Great Barrier Reef The Site Of Aborted US Military Training Mission
July 22, 2013

US Fighter Jets Drop Unarmed Bombs Near Great Barrier Reef During Training Exercise

redOrbit Staff & Wire Reports - Your Universe Online

A pair of US Marine Corps fighter jets dropped a total of four unarmed bombs on the Great Barrier Reef in what is being described as a military training exercise gone wrong, according to various media reports.

According to BBC News, the AV-8B Harriers were taking part in a joint American-Australian training exercise known as Talisman Saber. They had intended to drop their payloads at a bombing range at nearby Townshend Island on Tuesday, but the mission was aborted.

The jets were low on fuel and the pilots could not land without first dropping their bombs, Harriet Alexander of The Telegraph reported on Sunday.

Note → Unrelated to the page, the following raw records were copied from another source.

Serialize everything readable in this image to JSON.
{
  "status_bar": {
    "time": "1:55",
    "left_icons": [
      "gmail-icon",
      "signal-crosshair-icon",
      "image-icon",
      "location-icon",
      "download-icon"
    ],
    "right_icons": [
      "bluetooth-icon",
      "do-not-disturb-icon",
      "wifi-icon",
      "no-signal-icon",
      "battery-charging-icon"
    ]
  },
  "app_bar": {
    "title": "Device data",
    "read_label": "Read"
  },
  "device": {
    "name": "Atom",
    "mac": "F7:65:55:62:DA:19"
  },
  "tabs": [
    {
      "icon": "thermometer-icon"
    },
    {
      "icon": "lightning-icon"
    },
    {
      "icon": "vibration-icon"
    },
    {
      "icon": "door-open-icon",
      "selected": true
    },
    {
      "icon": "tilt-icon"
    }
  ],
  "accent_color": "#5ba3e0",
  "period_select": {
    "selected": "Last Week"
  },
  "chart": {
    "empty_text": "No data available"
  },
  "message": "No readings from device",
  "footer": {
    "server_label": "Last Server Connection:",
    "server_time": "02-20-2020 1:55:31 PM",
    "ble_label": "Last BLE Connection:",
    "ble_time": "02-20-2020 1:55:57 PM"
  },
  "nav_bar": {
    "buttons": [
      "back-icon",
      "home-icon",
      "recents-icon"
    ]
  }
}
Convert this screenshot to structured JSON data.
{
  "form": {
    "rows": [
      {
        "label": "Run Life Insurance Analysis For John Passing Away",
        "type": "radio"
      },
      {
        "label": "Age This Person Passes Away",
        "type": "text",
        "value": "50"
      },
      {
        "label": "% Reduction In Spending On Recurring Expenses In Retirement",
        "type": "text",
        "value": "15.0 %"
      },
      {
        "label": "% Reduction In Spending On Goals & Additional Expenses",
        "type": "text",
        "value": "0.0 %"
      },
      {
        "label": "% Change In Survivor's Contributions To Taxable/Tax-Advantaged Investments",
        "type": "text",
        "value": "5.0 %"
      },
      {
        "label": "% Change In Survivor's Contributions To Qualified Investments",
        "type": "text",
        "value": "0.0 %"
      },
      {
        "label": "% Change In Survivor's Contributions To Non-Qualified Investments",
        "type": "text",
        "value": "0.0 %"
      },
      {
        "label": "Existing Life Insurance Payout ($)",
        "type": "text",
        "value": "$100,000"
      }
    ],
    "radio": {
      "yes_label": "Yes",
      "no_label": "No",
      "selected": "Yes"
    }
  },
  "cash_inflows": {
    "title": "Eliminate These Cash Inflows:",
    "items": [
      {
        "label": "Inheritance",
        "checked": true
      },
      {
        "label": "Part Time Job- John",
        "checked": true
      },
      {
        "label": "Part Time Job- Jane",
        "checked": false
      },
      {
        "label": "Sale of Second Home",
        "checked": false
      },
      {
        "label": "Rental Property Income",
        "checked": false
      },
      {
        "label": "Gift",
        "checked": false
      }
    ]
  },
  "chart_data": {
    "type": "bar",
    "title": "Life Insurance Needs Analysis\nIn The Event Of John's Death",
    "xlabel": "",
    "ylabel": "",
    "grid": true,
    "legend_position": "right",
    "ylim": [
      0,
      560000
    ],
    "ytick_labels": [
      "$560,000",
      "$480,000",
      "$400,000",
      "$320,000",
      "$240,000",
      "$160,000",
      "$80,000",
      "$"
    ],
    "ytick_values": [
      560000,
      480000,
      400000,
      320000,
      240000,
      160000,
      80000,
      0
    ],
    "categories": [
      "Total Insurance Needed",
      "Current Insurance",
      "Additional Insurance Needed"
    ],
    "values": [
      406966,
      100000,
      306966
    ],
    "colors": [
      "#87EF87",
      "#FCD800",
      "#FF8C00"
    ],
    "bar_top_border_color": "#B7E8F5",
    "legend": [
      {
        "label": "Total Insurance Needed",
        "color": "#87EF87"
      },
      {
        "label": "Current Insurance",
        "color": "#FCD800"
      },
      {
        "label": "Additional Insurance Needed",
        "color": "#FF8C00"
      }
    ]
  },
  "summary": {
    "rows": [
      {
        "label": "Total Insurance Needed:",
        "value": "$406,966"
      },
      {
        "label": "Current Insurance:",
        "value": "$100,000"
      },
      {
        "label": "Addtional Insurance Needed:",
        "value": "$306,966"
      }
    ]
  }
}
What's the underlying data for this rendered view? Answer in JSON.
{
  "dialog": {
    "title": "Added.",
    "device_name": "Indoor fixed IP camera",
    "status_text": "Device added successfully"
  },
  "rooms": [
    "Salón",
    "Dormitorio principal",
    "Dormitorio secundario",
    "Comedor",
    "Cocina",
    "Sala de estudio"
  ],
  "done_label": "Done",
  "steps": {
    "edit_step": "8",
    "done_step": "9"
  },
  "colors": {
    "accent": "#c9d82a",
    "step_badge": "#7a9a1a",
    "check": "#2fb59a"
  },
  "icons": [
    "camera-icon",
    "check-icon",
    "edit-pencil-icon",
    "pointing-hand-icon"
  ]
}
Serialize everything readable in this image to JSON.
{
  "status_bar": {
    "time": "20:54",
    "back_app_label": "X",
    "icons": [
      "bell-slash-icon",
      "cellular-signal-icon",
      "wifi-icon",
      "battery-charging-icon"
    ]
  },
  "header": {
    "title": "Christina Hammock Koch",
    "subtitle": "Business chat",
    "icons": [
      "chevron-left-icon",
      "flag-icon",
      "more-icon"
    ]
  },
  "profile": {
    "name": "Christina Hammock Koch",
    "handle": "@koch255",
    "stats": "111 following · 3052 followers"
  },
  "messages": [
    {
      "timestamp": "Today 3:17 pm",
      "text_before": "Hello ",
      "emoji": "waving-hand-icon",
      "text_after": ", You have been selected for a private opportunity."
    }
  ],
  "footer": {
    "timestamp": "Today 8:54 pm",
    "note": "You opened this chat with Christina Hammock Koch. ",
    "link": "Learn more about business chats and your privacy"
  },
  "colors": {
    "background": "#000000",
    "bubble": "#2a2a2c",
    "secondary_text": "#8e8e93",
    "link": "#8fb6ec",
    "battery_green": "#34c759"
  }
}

The pilots were forced to drop the bombs in the World Heritage Site off the Queensland coast, American military officials said.

"Due to low fuel and inability to land with the amount of ordnance they were carrying, the on-scene commander determined it was necessary to designate an emergency jettison area for the ordnance," US Navy Commander William Marks, of the 7th Fleet Public Affairs, told reporters, according to The Australian.

He added that the bombs were jettisoned in a "safe, unarmed state and did not explode," and according to UPI reports a spokesman said the bombs pose "minimal risk or threat to the public, the marine environment or civilian shipping transiting the reef area."

The 7th Fleet also noted the bombs, which weighed a combined 4,000 pounds, were jettisoned in a deep channel some distance away from the reef itself in order to minimize the potential damage, the AFP news agency reports. Furthermore, they said the bombs were dropped at depths sufficient enough they will not pose a threat to shipping or marine navigation.

Each Harrier reportedly dropped one BDU 45, which are dummy bombs, and one GBU 12, which were unarmed. Both US military and Australian authorities were investigating the incident, and they said their findings would be presented to the Great Barrier Reef Marine Park Authority (GBRMPA).

However, that did little to calm the ire of some officials, including Green Party Great Barrier Reef spokesperson Larissa Waters, who called the action "outrageous" and questioned, "Have we gone completely mad? Is this how we look after our World Heritage area now? Letting a foreign power drop bombs on it?"

According to Alexander, the Great Barrier Reef is the world's largest living structure. It stretches along the Australian coastline for 1,500 miles and is home to over 1,600 types of fish, as well as 30 different whale and dolphin species.

The US Navy is reportedly exploring options for retrieving the bombs, which were dropped on the second day of the three-week-long training exercise. Talisman Saber will last until August 5 and involves nearly 28,000 American and Australian military personnel. GBRMPA Chairman Russell Reichelt told the media the four ten-foot bombs would most likely be recovered by divers.